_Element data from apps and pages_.
_ _ _ _

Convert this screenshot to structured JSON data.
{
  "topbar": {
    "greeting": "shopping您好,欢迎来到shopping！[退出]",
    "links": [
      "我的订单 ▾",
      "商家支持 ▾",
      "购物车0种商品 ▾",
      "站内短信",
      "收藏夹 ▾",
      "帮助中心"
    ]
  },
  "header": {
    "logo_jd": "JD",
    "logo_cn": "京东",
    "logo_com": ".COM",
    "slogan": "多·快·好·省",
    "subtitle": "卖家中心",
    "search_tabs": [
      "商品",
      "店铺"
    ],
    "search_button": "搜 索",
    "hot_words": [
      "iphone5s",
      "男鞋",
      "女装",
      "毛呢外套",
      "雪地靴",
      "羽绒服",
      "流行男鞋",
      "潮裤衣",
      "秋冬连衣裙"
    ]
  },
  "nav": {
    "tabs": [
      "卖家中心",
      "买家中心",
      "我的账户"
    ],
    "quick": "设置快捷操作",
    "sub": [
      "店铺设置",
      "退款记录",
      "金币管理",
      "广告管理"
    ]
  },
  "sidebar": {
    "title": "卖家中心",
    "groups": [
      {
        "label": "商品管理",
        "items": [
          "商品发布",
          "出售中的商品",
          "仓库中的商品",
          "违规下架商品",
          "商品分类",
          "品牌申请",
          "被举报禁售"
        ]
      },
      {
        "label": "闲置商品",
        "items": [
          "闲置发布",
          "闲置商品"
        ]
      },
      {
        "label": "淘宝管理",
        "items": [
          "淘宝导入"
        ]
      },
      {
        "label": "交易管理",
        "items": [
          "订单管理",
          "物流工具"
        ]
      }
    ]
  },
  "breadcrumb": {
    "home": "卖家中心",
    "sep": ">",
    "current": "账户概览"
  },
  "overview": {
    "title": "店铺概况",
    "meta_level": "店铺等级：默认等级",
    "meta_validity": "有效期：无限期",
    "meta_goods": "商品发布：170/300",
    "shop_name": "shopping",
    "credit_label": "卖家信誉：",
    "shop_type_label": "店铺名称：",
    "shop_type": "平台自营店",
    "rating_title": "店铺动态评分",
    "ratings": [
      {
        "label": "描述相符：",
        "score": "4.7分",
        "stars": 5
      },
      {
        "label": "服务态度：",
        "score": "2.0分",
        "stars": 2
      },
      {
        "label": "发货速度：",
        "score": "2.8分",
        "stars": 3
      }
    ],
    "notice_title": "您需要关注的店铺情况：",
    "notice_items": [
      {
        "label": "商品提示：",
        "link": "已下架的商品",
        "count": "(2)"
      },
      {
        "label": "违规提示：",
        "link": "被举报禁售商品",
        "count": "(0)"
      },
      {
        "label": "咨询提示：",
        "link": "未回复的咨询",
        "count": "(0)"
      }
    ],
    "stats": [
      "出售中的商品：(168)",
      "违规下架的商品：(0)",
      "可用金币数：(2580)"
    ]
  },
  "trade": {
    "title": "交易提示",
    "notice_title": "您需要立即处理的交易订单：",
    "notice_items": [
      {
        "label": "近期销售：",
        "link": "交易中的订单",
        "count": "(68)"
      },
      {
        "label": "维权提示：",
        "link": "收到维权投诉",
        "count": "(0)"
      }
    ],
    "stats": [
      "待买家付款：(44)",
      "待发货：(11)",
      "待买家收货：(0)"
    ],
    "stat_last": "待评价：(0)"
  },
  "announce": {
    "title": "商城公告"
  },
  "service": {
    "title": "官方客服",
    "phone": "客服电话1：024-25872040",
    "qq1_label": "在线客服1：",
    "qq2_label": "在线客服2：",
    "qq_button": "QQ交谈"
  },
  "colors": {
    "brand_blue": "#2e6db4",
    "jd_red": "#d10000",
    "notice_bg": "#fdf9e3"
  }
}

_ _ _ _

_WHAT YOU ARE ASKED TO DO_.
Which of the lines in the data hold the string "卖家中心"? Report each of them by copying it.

_WORKED SOLUTION_.
    "subtitle": "卖家中心",
      "卖家中心",
    "title": "卖家中心",
    "home": "卖家中心",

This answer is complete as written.